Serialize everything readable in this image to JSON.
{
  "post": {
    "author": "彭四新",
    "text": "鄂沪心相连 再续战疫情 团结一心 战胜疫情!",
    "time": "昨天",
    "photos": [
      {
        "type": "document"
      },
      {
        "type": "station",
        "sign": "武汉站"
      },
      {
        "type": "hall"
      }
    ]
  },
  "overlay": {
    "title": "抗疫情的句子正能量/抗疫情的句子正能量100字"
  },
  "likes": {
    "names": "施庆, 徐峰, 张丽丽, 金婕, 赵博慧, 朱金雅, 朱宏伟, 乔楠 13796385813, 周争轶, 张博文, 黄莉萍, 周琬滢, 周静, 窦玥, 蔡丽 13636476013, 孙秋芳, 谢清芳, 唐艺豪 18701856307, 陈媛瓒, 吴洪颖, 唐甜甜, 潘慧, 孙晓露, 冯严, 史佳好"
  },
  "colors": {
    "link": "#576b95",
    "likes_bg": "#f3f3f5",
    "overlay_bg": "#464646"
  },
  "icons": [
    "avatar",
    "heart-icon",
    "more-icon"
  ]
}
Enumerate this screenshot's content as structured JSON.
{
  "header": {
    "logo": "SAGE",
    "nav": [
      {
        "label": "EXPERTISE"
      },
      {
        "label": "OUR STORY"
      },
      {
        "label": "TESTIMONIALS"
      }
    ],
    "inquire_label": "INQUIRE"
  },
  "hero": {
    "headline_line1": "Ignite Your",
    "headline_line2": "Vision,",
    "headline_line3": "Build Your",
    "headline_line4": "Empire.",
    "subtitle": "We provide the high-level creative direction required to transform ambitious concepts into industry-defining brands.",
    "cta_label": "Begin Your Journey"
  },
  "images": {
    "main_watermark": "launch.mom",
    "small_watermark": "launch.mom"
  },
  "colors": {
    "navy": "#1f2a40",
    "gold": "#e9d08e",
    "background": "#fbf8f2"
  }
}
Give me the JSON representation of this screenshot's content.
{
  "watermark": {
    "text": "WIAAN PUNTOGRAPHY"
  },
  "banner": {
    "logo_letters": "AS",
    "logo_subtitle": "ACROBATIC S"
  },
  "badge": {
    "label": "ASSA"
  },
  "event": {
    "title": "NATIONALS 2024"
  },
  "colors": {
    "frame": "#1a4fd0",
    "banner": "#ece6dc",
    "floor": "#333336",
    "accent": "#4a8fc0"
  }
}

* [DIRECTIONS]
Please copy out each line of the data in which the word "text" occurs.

* [ANSWER TO THIS PROBLEM]
    "text": "鄂沪心相连 再续战疫情 团结一心 战胜疫情!",
    "text": "WIAAN PUNTOGRAPHY"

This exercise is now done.